■ **Data supplied**:
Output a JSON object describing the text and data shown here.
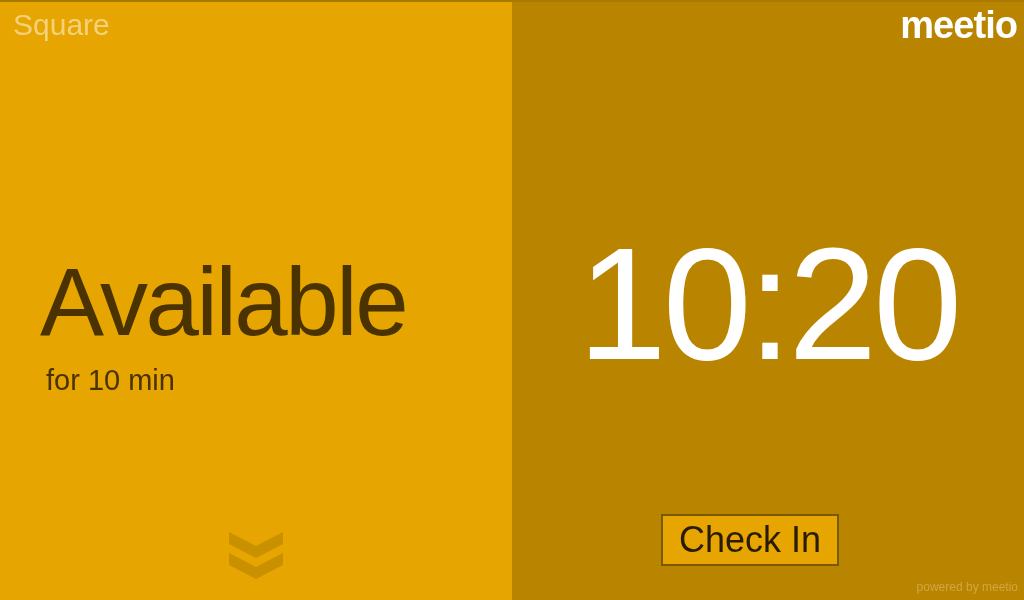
{
  "room": {
    "name": "Square"
  },
  "status": {
    "label": "Available",
    "detail": "for 10 min"
  },
  "clock": {
    "time": "10:20"
  },
  "brand": {
    "logo": "meetio",
    "footer": "powered by meetio"
  },
  "buttons": [
    {
      "label": "Check In"
    }
  ]
}
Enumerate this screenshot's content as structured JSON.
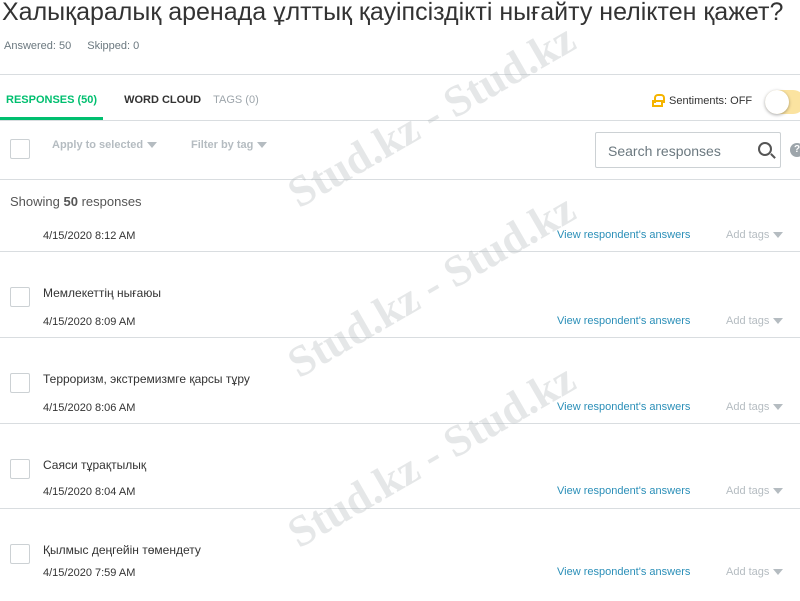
{
  "question": {
    "title": "Халықаралық аренада ұлттық қауіпсіздікті нығайту неліктен қажет?",
    "answered": "Answered: 50",
    "skipped": "Skipped: 0"
  },
  "tabs": [
    {
      "label": "RESPONSES (50)"
    },
    {
      "label": "WORD CLOUD"
    },
    {
      "label": "TAGS (0)"
    }
  ],
  "sentiments": {
    "label": "Sentiments: OFF",
    "enabled": false
  },
  "toolbar": {
    "apply": "Apply to selected",
    "filter": "Filter by tag",
    "search_placeholder": "Search responses",
    "help": "?"
  },
  "showing": {
    "prefix": "Showing ",
    "count": "50",
    "suffix": " responses"
  },
  "row_actions": {
    "view": "View respondent's answers",
    "add_tags": "Add tags"
  },
  "responses": [
    {
      "text": "",
      "date": "4/15/2020 8:12 AM"
    },
    {
      "text": "Мемлекеттің нығаюы",
      "date": "4/15/2020 8:09 AM"
    },
    {
      "text": "Терроризм, экстремизмге қарсы тұру",
      "date": "4/15/2020 8:06 AM"
    },
    {
      "text": "Саяси тұрақтылық",
      "date": "4/15/2020 8:04 AM"
    },
    {
      "text": "Қылмыс деңгейін төмендету",
      "date": "4/15/2020 7:59 AM"
    }
  ],
  "watermark": "Stud.kz - Stud.kz"
}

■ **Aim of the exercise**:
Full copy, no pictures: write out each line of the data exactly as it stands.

■ **Task response**:
Output a JSON object describing the text and data shown here.
{
  "room": {
    "name": "Square"
  },
  "status": {
    "label": "Available",
    "detail": "for 10 min"
  },
  "clock": {
    "time": "10:20"
  },
  "brand": {
    "logo": "meetio",
    "footer": "powered by meetio"
  },
  "buttons": [
    {
      "label": "Check In"
    }
  ]
}
Enumerate this screenshot's content as structured JSON.
{
  "question": {
    "title": "Халықаралық аренада ұлттық қауіпсіздікті нығайту неліктен қажет?",
    "answered": "Answered: 50",
    "skipped": "Skipped: 0"
  },
  "tabs": [
    {
      "label": "RESPONSES (50)"
    },
    {
      "label": "WORD CLOUD"
    },
    {
      "label": "TAGS (0)"
    }
  ],
  "sentiments": {
    "label": "Sentiments: OFF",
    "enabled": false
  },
  "toolbar": {
    "apply": "Apply to selected",
    "filter": "Filter by tag",
    "search_placeholder": "Search responses",
    "help": "?"
  },
  "showing": {
    "prefix": "Showing ",
    "count": "50",
    "suffix": " responses"
  },
  "row_actions": {
    "view": "View respondent's answers",
    "add_tags": "Add tags"
  },
  "responses": [
    {
      "text": "",
      "date": "4/15/2020 8:12 AM"
    },
    {
      "text": "Мемлекеттің нығаюы",
      "date": "4/15/2020 8:09 AM"
    },
    {
      "text": "Терроризм, экстремизмге қарсы тұру",
      "date": "4/15/2020 8:06 AM"
    },
    {
      "text": "Саяси тұрақтылық",
      "date": "4/15/2020 8:04 AM"
    },
    {
      "text": "Қылмыс деңгейін төмендету",
      "date": "4/15/2020 7:59 AM"
    }
  ],
  "watermark": "Stud.kz - Stud.kz"
}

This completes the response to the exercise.